-------- Entries shown --------

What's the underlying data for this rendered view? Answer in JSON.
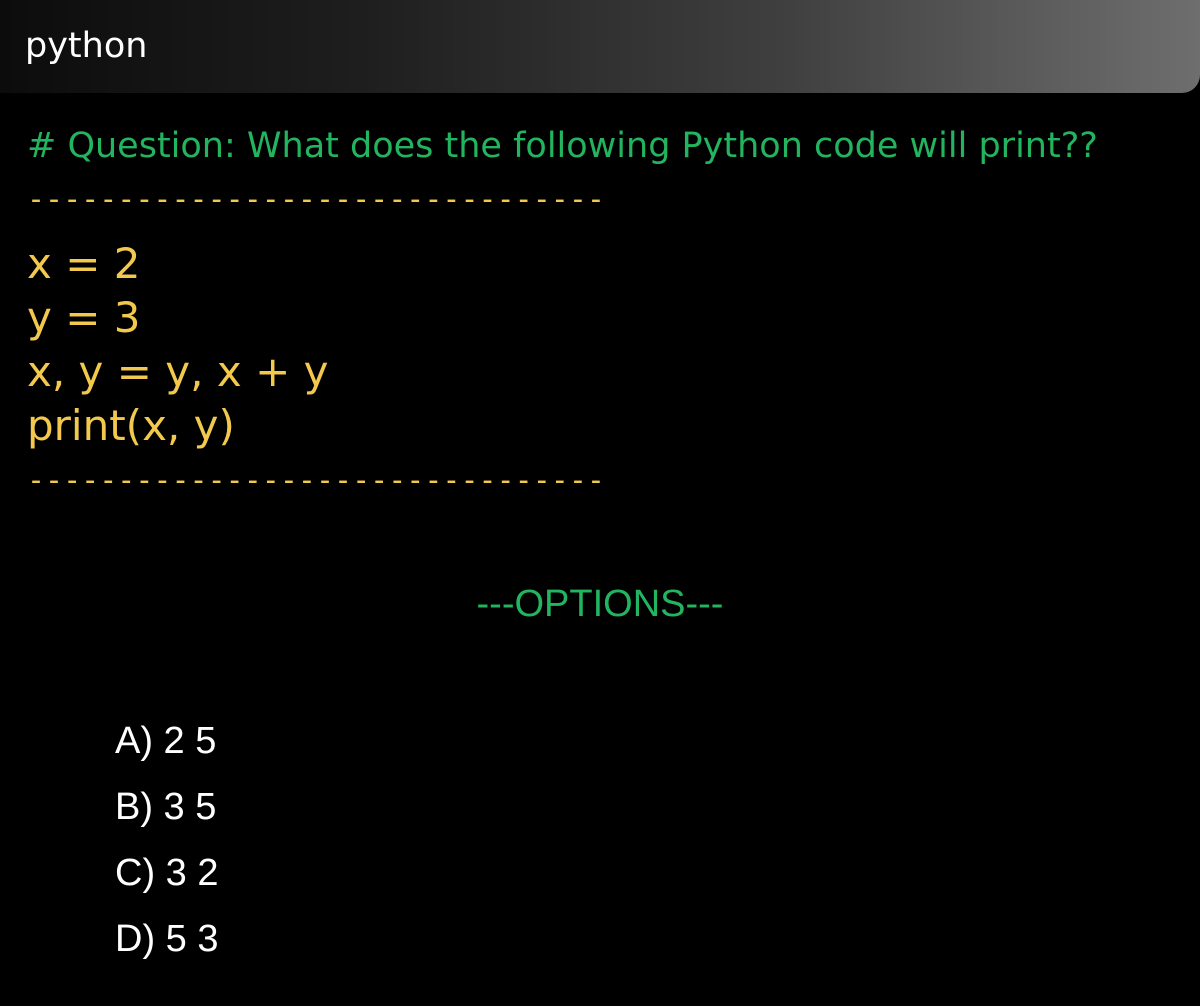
{
  "header": {
    "title": "python"
  },
  "question": "# Question: What does the following Python code will print??",
  "divider": "--------------------------------",
  "code": [
    "x = 2",
    "y = 3",
    "x, y = y, x + y",
    "print(x, y)"
  ],
  "options_header": "---OPTIONS---",
  "options": [
    "A) 2 5",
    "B) 3 5",
    "C) 3 2",
    "D) 5 3"
  ],
  "colors": {
    "background": "#000000",
    "question_green": "#22b45e",
    "code_yellow": "#f2c94c",
    "option_white": "#ffffff"
  }
}
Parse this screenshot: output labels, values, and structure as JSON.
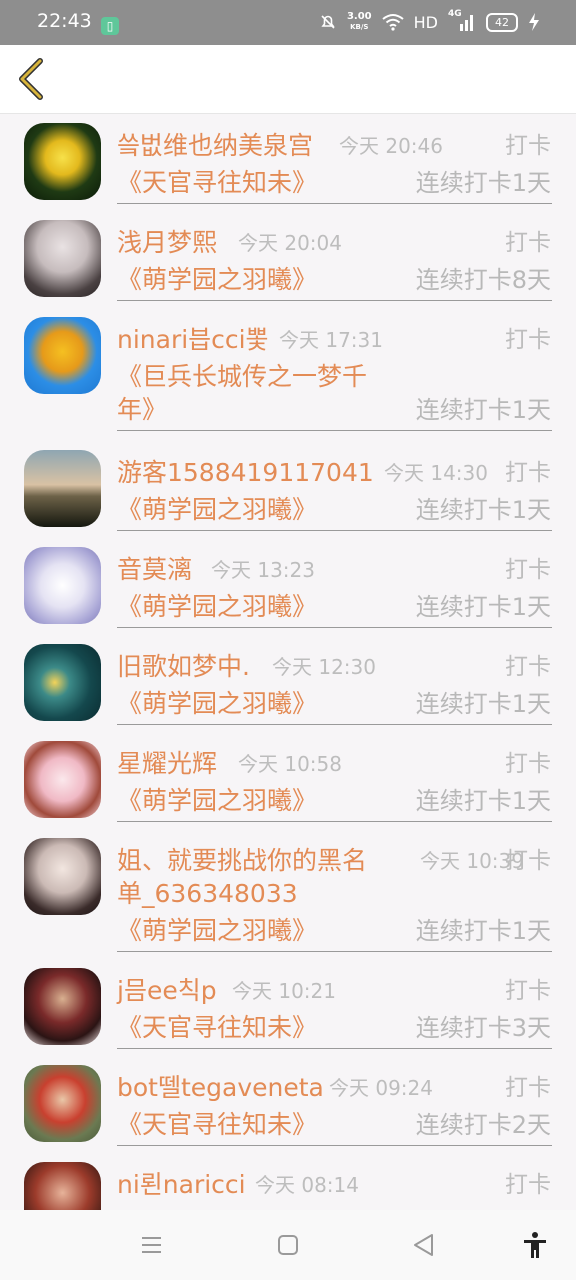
{
  "status": {
    "time": "22:43",
    "speed_value": "3.00",
    "speed_unit": "KB/S",
    "network": "HD",
    "signal": "4G",
    "battery": "42"
  },
  "icons": {
    "back": "chevron-left-icon",
    "menu": "menu-icon",
    "home": "home-icon",
    "nav_back": "triangle-back-icon",
    "accessibility": "accessibility-icon"
  },
  "colors": {
    "accent": "#e38b55",
    "muted": "#bdbdbd",
    "back_arrow": "#d8b43b"
  },
  "entries": [
    {
      "name": "씈벖维也纳美泉宫",
      "time": "今天 20:46",
      "tag": "打卡",
      "book": "《天官寻往知未》",
      "streak": "连续打卡1天"
    },
    {
      "name": "浅月梦熙",
      "time": "今天 20:04",
      "tag": "打卡",
      "book": "《萌学园之羽曦》",
      "streak": "连续打卡8天"
    },
    {
      "name": "ninari븝cci뽗",
      "time": "今天 17:31",
      "tag": "打卡",
      "book": "《巨兵长城传之一梦千",
      "book2": "年》",
      "streak": "连续打卡1天"
    },
    {
      "name": "游客1588419117041",
      "time": "今天 14:30",
      "tag": "打卡",
      "book": "《萌学园之羽曦》",
      "streak": "连续打卡1天"
    },
    {
      "name": "音莫漓",
      "time": "今天 13:23",
      "tag": "打卡",
      "book": "《萌学园之羽曦》",
      "streak": "连续打卡1天"
    },
    {
      "name": "旧歌如梦中.",
      "time": "今天 12:30",
      "tag": "打卡",
      "book": "《萌学园之羽曦》",
      "streak": "连续打卡1天"
    },
    {
      "name": "星耀光辉",
      "time": "今天 10:58",
      "tag": "打卡",
      "book": "《萌学园之羽曦》",
      "streak": "连续打卡1天"
    },
    {
      "name": "姐、就要挑战你的黑名",
      "name2": "单_636348033",
      "time": "今天 10:39",
      "tag": "打卡",
      "book": "《萌学园之羽曦》",
      "streak": "连续打卡1天"
    },
    {
      "name": "j믐ee칙p",
      "time": "今天 10:21",
      "tag": "打卡",
      "book": "《天官寻往知未》",
      "streak": "连续打卡3天"
    },
    {
      "name": "bot뗄tegaveneta",
      "time": "今天 09:24",
      "tag": "打卡",
      "book": "《天官寻往知未》",
      "streak": "连续打卡2天"
    },
    {
      "name": "ni뢴naricci",
      "time": "今天 08:14",
      "tag": "打卡"
    }
  ]
}
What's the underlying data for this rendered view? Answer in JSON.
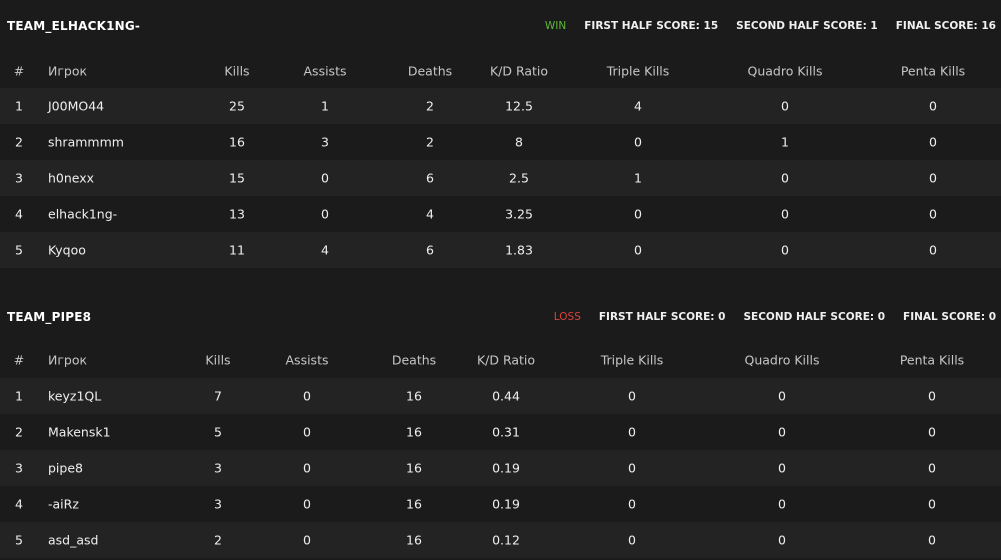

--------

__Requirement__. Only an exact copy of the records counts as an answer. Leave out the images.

__Result__.
What's the underlying data for this rendered view? Answer in JSON.
{
  "header": {
    "title": "python"
  },
  "question": "# Question: What does the following Python code will print??",
  "divider": "--------------------------------",
  "code": [
    "x = 2",
    "y = 3",
    "x, y = y, x + y",
    "print(x, y)"
  ],
  "options_header": "---OPTIONS---",
  "options": [
    "A) 2 5",
    "B) 3 5",
    "C) 3 2",
    "D) 5 3"
  ],
  "colors": {
    "background": "#000000",
    "question_green": "#22b45e",
    "code_yellow": "#f2c94c",
    "option_white": "#ffffff"
  }
}
Parse this screenshot: output labels, values, and structure as JSON.
{
  "status": {
    "time": "22:43",
    "speed_value": "3.00",
    "speed_unit": "KB/S",
    "network": "HD",
    "signal": "4G",
    "battery": "42"
  },
  "icons": {
    "back": "chevron-left-icon",
    "menu": "menu-icon",
    "home": "home-icon",
    "nav_back": "triangle-back-icon",
    "accessibility": "accessibility-icon"
  },
  "colors": {
    "accent": "#e38b55",
    "muted": "#bdbdbd",
    "back_arrow": "#d8b43b"
  },
  "entries": [
    {
      "name": "씈벖维也纳美泉宫",
      "time": "今天 20:46",
      "tag": "打卡",
      "book": "《天官寻往知未》",
      "streak": "连续打卡1天"
    },
    {
      "name": "浅月梦熙",
      "time": "今天 20:04",
      "tag": "打卡",
      "book": "《萌学园之羽曦》",
      "streak": "连续打卡8天"
    },
    {
      "name": "ninari븝cci뽗",
      "time": "今天 17:31",
      "tag": "打卡",
      "book": "《巨兵长城传之一梦千",
      "book2": "年》",
      "streak": "连续打卡1天"
    },
    {
      "name": "游客1588419117041",
      "time": "今天 14:30",
      "tag": "打卡",
      "book": "《萌学园之羽曦》",
      "streak": "连续打卡1天"
    },
    {
      "name": "音莫漓",
      "time": "今天 13:23",
      "tag": "打卡",
      "book": "《萌学园之羽曦》",
      "streak": "连续打卡1天"
    },
    {
      "name": "旧歌如梦中.",
      "time": "今天 12:30",
      "tag": "打卡",
      "book": "《萌学园之羽曦》",
      "streak": "连续打卡1天"
    },
    {
      "name": "星耀光辉",
      "time": "今天 10:58",
      "tag": "打卡",
      "book": "《萌学园之羽曦》",
      "streak": "连续打卡1天"
    },
    {
      "name": "姐、就要挑战你的黑名",
      "name2": "单_636348033",
      "time": "今天 10:39",
      "tag": "打卡",
      "book": "《萌学园之羽曦》",
      "streak": "连续打卡1天"
    },
    {
      "name": "j믐ee칙p",
      "time": "今天 10:21",
      "tag": "打卡",
      "book": "《天官寻往知未》",
      "streak": "连续打卡3天"
    },
    {
      "name": "bot뗄tegaveneta",
      "time": "今天 09:24",
      "tag": "打卡",
      "book": "《天官寻往知未》",
      "streak": "连续打卡2天"
    },
    {
      "name": "ni뢴naricci",
      "time": "今天 08:14",
      "tag": "打卡"
    }
  ]
}
What's the underlying data for this rendered view? Answer in JSON.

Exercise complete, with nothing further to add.